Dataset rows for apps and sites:
____

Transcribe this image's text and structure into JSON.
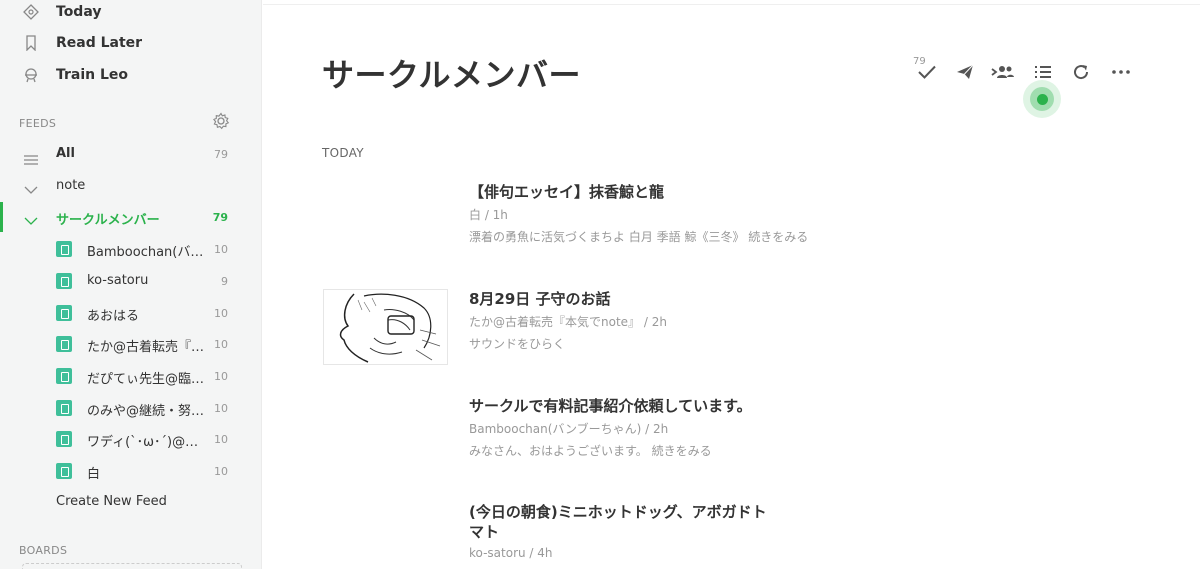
{
  "sidebar": {
    "nav": [
      {
        "label": "Today",
        "icon": "today-icon"
      },
      {
        "label": "Read Later",
        "icon": "bookmark-icon"
      },
      {
        "label": "Train Leo",
        "icon": "leo-icon"
      }
    ],
    "feeds_title": "FEEDS",
    "feeds": [
      {
        "label": "All",
        "count": "79"
      },
      {
        "label": "note",
        "count": ""
      },
      {
        "label": "サークルメンバー",
        "count": "79"
      }
    ],
    "sources": [
      {
        "label": "Bamboochan(バ…",
        "count": "10"
      },
      {
        "label": "ko-satoru",
        "count": "9"
      },
      {
        "label": "あおはる",
        "count": "10"
      },
      {
        "label": "たか@古着転売『…",
        "count": "10"
      },
      {
        "label": "だぴてぃ先生@臨…",
        "count": "10"
      },
      {
        "label": "のみや@継続・努…",
        "count": "10"
      },
      {
        "label": "ワディ(`･ω･´)@…",
        "count": "10"
      },
      {
        "label": "白",
        "count": "10"
      }
    ],
    "create_feed": "Create New Feed",
    "boards_title": "BOARDS"
  },
  "main": {
    "title": "サークルメンバー",
    "unread_count": "79",
    "day_label": "TODAY",
    "entries": [
      {
        "title": "【俳句エッセイ】抹香鯨と龍",
        "meta": "白 / 1h",
        "summary": "漂着の勇魚に活気づくまちよ 白月 季語 鯨《三冬》 続きをみる",
        "has_thumb": false
      },
      {
        "title": "8月29日 子守のお話",
        "meta": "たか@古着転売『本気でnote』 / 2h",
        "summary": "サウンドをひらく",
        "has_thumb": true
      },
      {
        "title": "サークルで有料記事紹介依頼しています。",
        "meta": "Bamboochan(バンブーちゃん) / 2h",
        "summary": "みなさん、おはようございます。 続きをみる",
        "has_thumb": false
      },
      {
        "title": "(今日の朝食)ミニホットドッグ、アボガドトマト",
        "meta": "ko-satoru / 4h",
        "summary": "",
        "has_thumb": false
      }
    ]
  },
  "colors": {
    "accent": "#2bb24c",
    "source_icon": "#3fbf9a"
  }
}
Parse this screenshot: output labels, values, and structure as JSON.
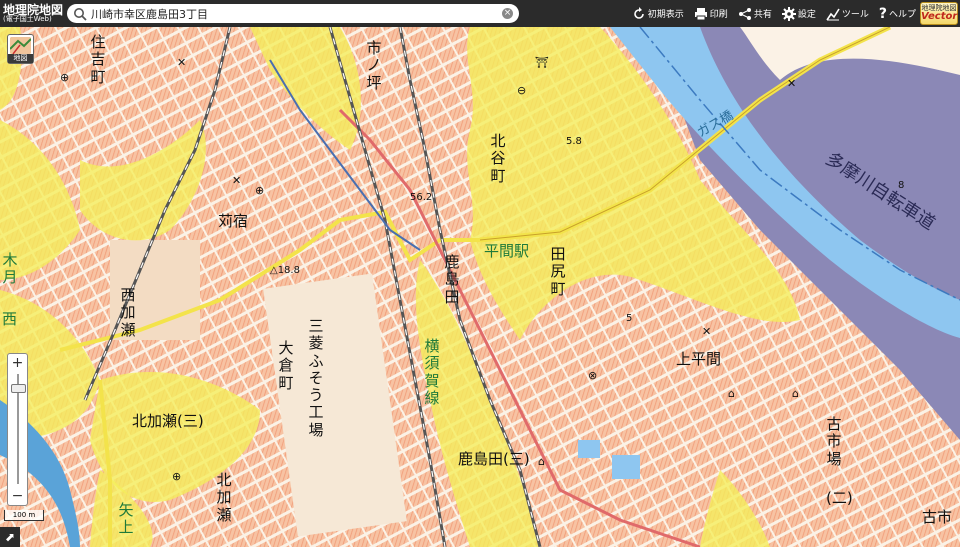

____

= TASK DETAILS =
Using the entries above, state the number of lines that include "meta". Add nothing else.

= YOUR RESPONSE =
4